Your assignment: Write out all of the data exactly as it appears.

[Records from a collection]
"""

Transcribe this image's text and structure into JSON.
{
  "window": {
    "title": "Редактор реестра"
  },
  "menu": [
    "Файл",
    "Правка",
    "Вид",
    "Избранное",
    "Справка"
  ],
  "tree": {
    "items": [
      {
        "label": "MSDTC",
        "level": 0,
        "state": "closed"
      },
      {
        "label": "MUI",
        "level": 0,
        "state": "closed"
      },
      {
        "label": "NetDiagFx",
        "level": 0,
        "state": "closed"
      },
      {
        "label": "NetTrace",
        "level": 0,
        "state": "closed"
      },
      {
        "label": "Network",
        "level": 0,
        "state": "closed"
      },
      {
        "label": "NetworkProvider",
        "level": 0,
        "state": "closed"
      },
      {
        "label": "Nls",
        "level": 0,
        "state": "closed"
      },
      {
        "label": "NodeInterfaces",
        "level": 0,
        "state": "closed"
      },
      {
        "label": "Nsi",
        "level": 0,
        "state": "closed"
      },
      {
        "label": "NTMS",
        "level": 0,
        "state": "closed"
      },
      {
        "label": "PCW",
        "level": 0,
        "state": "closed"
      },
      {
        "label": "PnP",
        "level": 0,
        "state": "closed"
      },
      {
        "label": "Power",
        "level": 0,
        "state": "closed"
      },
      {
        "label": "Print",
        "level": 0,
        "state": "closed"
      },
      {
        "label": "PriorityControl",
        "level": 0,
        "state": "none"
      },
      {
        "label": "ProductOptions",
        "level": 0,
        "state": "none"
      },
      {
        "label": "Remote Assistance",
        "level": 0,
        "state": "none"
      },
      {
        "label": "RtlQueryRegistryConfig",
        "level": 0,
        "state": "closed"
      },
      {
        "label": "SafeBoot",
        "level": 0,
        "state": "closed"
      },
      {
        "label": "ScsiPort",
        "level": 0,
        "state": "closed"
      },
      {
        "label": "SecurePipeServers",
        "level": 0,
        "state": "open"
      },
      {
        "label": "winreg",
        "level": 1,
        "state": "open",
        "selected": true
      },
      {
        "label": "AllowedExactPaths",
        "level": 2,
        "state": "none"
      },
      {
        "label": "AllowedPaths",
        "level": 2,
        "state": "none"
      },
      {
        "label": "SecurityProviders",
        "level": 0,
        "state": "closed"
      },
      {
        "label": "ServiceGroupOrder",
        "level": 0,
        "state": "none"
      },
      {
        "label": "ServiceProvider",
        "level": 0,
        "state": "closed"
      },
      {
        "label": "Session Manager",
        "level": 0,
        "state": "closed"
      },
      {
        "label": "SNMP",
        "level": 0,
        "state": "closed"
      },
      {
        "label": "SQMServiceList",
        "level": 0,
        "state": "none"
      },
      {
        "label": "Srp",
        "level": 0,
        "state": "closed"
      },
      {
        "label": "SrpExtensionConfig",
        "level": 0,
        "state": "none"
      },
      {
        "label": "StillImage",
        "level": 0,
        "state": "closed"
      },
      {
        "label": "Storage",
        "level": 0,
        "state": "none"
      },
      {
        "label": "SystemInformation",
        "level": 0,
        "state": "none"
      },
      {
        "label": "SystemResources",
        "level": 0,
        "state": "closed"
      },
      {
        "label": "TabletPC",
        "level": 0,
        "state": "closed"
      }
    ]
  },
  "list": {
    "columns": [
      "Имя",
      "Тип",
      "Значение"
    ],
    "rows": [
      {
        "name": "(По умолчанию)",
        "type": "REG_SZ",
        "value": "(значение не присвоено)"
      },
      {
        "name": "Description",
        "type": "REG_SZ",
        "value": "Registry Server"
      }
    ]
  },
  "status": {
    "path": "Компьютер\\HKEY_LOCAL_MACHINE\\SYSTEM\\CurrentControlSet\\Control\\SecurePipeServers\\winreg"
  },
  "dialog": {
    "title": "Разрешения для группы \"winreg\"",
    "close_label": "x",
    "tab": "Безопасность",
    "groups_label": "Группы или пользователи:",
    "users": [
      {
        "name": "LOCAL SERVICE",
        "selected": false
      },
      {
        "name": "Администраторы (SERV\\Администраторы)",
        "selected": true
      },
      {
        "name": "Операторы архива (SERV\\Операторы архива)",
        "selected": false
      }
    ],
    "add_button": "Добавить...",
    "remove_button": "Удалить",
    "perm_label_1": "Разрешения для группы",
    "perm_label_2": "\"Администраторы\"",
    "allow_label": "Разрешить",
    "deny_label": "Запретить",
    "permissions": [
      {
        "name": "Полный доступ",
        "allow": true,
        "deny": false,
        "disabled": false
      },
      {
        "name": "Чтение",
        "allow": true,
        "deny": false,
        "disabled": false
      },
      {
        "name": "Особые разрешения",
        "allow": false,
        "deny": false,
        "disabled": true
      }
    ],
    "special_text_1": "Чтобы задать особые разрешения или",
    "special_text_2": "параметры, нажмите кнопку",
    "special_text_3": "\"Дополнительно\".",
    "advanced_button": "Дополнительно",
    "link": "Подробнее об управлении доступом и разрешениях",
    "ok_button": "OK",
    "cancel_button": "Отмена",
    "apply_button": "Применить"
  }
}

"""

Response to this task:
Transcribe this image's text and structure into JSON.
{
  "window": {
    "title": "Редактор реестра"
  },
  "menu": [
    "Файл",
    "Правка",
    "Вид",
    "Избранное",
    "Справка"
  ],
  "tree": {
    "items": [
      {
        "label": "MSDTC",
        "level": 0,
        "state": "closed"
      },
      {
        "label": "MUI",
        "level": 0,
        "state": "closed"
      },
      {
        "label": "NetDiagFx",
        "level": 0,
        "state": "closed"
      },
      {
        "label": "NetTrace",
        "level": 0,
        "state": "closed"
      },
      {
        "label": "Network",
        "level": 0,
        "state": "closed"
      },
      {
        "label": "NetworkProvider",
        "level": 0,
        "state": "closed"
      },
      {
        "label": "Nls",
        "level": 0,
        "state": "closed"
      },
      {
        "label": "NodeInterfaces",
        "level": 0,
        "state": "closed"
      },
      {
        "label": "Nsi",
        "level": 0,
        "state": "closed"
      },
      {
        "label": "NTMS",
        "level": 0,
        "state": "closed"
      },
      {
        "label": "PCW",
        "level": 0,
        "state": "closed"
      },
      {
        "label": "PnP",
        "level": 0,
        "state": "closed"
      },
      {
        "label": "Power",
        "level": 0,
        "state": "closed"
      },
      {
        "label": "Print",
        "level": 0,
        "state": "closed"
      },
      {
        "label": "PriorityControl",
        "level": 0,
        "state": "none"
      },
      {
        "label": "ProductOptions",
        "level": 0,
        "state": "none"
      },
      {
        "label": "Remote Assistance",
        "level": 0,
        "state": "none"
      },
      {
        "label": "RtlQueryRegistryConfig",
        "level": 0,
        "state": "closed"
      },
      {
        "label": "SafeBoot",
        "level": 0,
        "state": "closed"
      },
      {
        "label": "ScsiPort",
        "level": 0,
        "state": "closed"
      },
      {
        "label": "SecurePipeServers",
        "level": 0,
        "state": "open"
      },
      {
        "label": "winreg",
        "level": 1,
        "state": "open",
        "selected": true
      },
      {
        "label": "AllowedExactPaths",
        "level": 2,
        "state": "none"
      },
      {
        "label": "AllowedPaths",
        "level": 2,
        "state": "none"
      },
      {
        "label": "SecurityProviders",
        "level": 0,
        "state": "closed"
      },
      {
        "label": "ServiceGroupOrder",
        "level": 0,
        "state": "none"
      },
      {
        "label": "ServiceProvider",
        "level": 0,
        "state": "closed"
      },
      {
        "label": "Session Manager",
        "level": 0,
        "state": "closed"
      },
      {
        "label": "SNMP",
        "level": 0,
        "state": "closed"
      },
      {
        "label": "SQMServiceList",
        "level": 0,
        "state": "none"
      },
      {
        "label": "Srp",
        "level": 0,
        "state": "closed"
      },
      {
        "label": "SrpExtensionConfig",
        "level": 0,
        "state": "none"
      },
      {
        "label": "StillImage",
        "level": 0,
        "state": "closed"
      },
      {
        "label": "Storage",
        "level": 0,
        "state": "none"
      },
      {
        "label": "SystemInformation",
        "level": 0,
        "state": "none"
      },
      {
        "label": "SystemResources",
        "level": 0,
        "state": "closed"
      },
      {
        "label": "TabletPC",
        "level": 0,
        "state": "closed"
      }
    ]
  },
  "list": {
    "columns": [
      "Имя",
      "Тип",
      "Значение"
    ],
    "rows": [
      {
        "name": "(По умолчанию)",
        "type": "REG_SZ",
        "value": "(значение не присвоено)"
      },
      {
        "name": "Description",
        "type": "REG_SZ",
        "value": "Registry Server"
      }
    ]
  },
  "status": {
    "path": "Компьютер\\HKEY_LOCAL_MACHINE\\SYSTEM\\CurrentControlSet\\Control\\SecurePipeServers\\winreg"
  },
  "dialog": {
    "title": "Разрешения для группы \"winreg\"",
    "close_label": "x",
    "tab": "Безопасность",
    "groups_label": "Группы или пользователи:",
    "users": [
      {
        "name": "LOCAL SERVICE",
        "selected": false
      },
      {
        "name": "Администраторы (SERV\\Администраторы)",
        "selected": true
      },
      {
        "name": "Операторы архива (SERV\\Операторы архива)",
        "selected": false
      }
    ],
    "add_button": "Добавить...",
    "remove_button": "Удалить",
    "perm_label_1": "Разрешения для группы",
    "perm_label_2": "\"Администраторы\"",
    "allow_label": "Разрешить",
    "deny_label": "Запретить",
    "permissions": [
      {
        "name": "Полный доступ",
        "allow": true,
        "deny": false,
        "disabled": false
      },
      {
        "name": "Чтение",
        "allow": true,
        "deny": false,
        "disabled": false
      },
      {
        "name": "Особые разрешения",
        "allow": false,
        "deny": false,
        "disabled": true
      }
    ],
    "special_text_1": "Чтобы задать особые разрешения или",
    "special_text_2": "параметры, нажмите кнопку",
    "special_text_3": "\"Дополнительно\".",
    "advanced_button": "Дополнительно",
    "link": "Подробнее об управлении доступом и разрешениях",
    "ok_button": "OK",
    "cancel_button": "Отмена",
    "apply_button": "Применить"
  }
}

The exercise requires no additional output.